The Goa Carnival is big, chaotic, colourful and extremely charming
First, let me confess. I don’t like beaches and think it has something to do with the uneven distribution of sand between my toes—a weird OCD of course. So when I was given the Goa assignment, I had mixed feelings. Anyway, I was on my way and hoped for good things on my first visit to Goa!
Carnival fever had gripped the city. All the roads to Panjim were packed with vehicles; we could hear the music; a helicopter was showering the carnival venue with flowers. I was worried about missing the carnival due to the traffic jam. Thankfully, we weren’t very late, and all around me were people in masks and feathered headgear—I wondered if I’d landed up in the middle of the parade. But no, the excited people in front of me were spectators. I had to wind my way through the dancing crowd to get to the media enclosure. While the Goa Carnival, from 6-9 February, is all glitzy and boisterous, it’s the people and their enthusiasm that makes it a success.
The parade was gorgeous and the excitement contagious. The floats went past the podium where the judges sat. I live in Delhi, so my perception of ‘big events’ have been negative—unruly crowds and over-eager law enforcement. Things are quite different in Goa. The congregation of thousands of people of all ages—foreign tourists included—took me by surprise, because all I saw was a disciplined crowd, busy singing and dancing, having fun and not bothering anyone.
The floats caught my attention. Goa seemed to be all gung-ho about responsible tourism. There were floats depicting rural, self-sustaining communities, nature conservation, forests, Swachh Bharat, recycling etc. I especially liked the Minions float—made entirely out of used plastic bottles—and a float depicting a typical Konkani village community. Such fun!

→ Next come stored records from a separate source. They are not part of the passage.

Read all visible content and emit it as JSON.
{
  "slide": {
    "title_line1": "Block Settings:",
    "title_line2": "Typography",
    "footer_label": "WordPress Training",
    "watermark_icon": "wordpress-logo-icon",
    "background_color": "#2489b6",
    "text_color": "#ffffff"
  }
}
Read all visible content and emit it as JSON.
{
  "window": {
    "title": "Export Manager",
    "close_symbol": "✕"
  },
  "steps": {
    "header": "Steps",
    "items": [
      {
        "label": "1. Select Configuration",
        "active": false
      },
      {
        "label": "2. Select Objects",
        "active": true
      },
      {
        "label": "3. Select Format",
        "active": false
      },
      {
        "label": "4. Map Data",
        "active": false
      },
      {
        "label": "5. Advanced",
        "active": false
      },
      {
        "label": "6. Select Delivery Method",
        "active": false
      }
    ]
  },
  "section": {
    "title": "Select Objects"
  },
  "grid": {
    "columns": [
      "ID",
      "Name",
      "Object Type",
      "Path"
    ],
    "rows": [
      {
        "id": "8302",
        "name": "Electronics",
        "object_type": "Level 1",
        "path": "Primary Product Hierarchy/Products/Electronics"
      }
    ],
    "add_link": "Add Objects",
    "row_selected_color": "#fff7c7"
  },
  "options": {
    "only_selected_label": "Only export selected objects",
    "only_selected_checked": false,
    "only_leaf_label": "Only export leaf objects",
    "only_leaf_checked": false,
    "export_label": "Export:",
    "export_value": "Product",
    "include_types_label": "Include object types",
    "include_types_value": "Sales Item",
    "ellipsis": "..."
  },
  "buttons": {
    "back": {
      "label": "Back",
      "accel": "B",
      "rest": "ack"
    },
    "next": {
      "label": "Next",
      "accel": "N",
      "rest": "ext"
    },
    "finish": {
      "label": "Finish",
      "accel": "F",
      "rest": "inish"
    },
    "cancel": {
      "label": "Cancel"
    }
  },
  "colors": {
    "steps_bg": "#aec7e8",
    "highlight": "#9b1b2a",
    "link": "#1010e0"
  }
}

Travellers have always been fascinated with the Carnival and I could see why. The Carnival’s star—King Momo—and the history behind the festival initially registered with me as much pomp and show. When I read up on how it had been about the complex role-play between the colonial rulers and their subjects, I’d expected something like street performances depicting the olden days. But the actual carnival is anything but. Portuguese lifestyle, yes, but colonial guilt-trip, a big ‘no’. It was kind of nice to know that the shadow of colonialism has been successfully removed by the locals’ openness, generosity and tolerance towards other cultures—possibly because of the positive influence of tourism, and also the inherently liberal streak common to most Goans.
But there was a downside to all this—the traffic. When you take an hour and a half to cover a few hundred yards, that isn’t that nice. Coincidentally, that very day, the city was celebrating the Grape Escapade, a food and lifestyle fest, as well. Maybe hosting two big events on the same day isn’t a very people-friendly idea! One thing I regretted—not being able to get a carnival mask. I’d like to say that I failed to get through the sea of people to go to the shops, but the truth was that, there I was, busy gawking myself silly at the parade and getting fascinated by the minute at the kids doing back-flips. Go figure!
The Goa Carnival is held in February annually (goatourism.gov.in)